9.          Musselman LP, Fink JL, Baranski TJ. Similar effects of high-fructose and high-glucose feeding in a Drosophila model of obesity and diabetes [Online]. PLoS One 14: e0217096, 2019.

10.        Norouzi P, Faridbod F, Larijani B, Ganjali MR. Glucose biosensor based on MWCNTs-gold nanoparticles in a nafion film on the glassy carbon electrode using flow injection FFT continuous cyclic voltammetry. Int J Electrochem Sci 5: 1213–1224, 2010.

11.        Porte Jr. D. Mechanisms for Hyperglycemia in the Metabolic Syndrome: The Key Role of β-Cell Dysfunction. Ann N Y Acad Sci 892: 73–83, 1999. doi:

12.        Principe SC, Augusto A, Costa TM. Point-of-care testing for measuring haemolymph glucose in invertebrates is not a valid method. Conserv Physiol 7: coz079–coz079, 2019. doi: 10.1093/conphys/coz079.

13.        Röder P V, Wu B, Liu Y, Han W. Pancreatic regulation of glucose homeostasis. Exp Mol Med 48: e219–e219, 2016. doi: 10.1038/emm.2016.6.

14.        Tomas E, LIn Y-S, Dagher Z, Saha A, Luo Z, Ido Y, Ruderman NB. Hyperglycemia and Insulin Resistance: Possible Mechanisms. Ann N Y Acad Sci 967: 43–51, 2002. doi:

15.        Umminger BL. Relation of whole blood sugar concentrations in vertebrates to standard metabolic rate. Comp Biochem Physiol Part A Physiol 56: 457–460, 1977. doi:

16.        Yuen VG, McNeill JH. Comparison of the glucose oxidase method for glucose determination by manual assay and automated analyzer. J Pharmacol Toxicol Methods 44: 543–546, 2000. doi:
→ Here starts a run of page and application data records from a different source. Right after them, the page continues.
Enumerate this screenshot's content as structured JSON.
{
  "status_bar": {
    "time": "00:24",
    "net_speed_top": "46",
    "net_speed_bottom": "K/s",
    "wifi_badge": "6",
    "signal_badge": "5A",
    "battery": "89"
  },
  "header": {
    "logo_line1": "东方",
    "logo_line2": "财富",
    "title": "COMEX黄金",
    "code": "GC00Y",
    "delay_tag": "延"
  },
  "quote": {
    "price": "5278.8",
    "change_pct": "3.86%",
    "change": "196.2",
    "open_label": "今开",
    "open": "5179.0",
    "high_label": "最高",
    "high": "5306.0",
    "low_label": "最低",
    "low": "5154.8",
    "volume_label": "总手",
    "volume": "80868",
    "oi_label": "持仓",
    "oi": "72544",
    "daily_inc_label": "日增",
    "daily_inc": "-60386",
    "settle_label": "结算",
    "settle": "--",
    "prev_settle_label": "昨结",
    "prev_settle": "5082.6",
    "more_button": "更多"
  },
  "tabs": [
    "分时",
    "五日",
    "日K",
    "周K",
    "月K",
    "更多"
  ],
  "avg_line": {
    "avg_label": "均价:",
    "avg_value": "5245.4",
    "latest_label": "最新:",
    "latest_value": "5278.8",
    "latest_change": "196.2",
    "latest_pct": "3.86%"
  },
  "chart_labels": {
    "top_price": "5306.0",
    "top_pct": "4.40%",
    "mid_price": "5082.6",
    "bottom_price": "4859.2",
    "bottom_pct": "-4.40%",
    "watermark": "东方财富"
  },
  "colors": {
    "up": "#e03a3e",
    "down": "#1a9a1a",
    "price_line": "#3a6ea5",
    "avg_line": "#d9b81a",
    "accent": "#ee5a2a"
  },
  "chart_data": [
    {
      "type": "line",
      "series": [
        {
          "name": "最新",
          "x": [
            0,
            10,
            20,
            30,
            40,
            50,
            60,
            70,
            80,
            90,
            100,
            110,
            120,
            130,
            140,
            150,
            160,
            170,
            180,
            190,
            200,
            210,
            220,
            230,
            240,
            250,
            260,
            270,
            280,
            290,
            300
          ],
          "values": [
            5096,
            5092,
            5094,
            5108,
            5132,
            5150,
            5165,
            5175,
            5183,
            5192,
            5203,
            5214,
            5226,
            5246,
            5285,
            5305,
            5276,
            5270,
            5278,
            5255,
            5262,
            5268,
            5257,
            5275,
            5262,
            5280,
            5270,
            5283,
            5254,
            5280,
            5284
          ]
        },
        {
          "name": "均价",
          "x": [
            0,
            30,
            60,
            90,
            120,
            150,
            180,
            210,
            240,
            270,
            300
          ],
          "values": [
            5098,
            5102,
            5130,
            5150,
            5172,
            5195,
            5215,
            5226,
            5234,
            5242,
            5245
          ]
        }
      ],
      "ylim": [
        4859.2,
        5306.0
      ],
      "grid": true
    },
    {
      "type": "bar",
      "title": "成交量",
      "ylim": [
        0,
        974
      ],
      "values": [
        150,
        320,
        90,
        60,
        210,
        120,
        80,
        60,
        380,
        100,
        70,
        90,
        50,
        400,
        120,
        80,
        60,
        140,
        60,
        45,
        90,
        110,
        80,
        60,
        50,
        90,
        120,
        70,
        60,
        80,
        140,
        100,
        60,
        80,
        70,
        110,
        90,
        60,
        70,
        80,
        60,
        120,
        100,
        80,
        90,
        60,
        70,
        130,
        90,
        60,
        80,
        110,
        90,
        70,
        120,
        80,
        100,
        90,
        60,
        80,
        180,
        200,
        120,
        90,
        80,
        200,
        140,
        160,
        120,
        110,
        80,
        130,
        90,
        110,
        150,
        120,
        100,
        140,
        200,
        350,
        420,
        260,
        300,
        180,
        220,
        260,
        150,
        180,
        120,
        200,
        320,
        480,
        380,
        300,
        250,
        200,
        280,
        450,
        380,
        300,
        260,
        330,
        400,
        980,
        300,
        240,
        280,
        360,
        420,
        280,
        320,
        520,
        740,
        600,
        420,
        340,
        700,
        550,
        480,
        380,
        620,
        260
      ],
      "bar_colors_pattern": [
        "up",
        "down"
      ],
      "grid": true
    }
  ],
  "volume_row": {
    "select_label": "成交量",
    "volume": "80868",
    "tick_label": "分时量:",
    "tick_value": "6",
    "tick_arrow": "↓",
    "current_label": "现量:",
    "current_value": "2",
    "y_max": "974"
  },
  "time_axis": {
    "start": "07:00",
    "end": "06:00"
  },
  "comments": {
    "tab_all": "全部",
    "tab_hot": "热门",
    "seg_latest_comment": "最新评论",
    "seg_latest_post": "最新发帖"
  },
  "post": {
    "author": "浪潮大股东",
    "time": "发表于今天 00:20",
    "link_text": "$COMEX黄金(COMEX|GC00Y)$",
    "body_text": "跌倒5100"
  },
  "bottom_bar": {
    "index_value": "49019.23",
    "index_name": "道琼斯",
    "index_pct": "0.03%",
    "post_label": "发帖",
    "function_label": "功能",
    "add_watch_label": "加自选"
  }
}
17.        Diagnosis and classification of diabetes mellitus. Diabetes Care 33, 2010. doi: 10.2337/dc10-S062.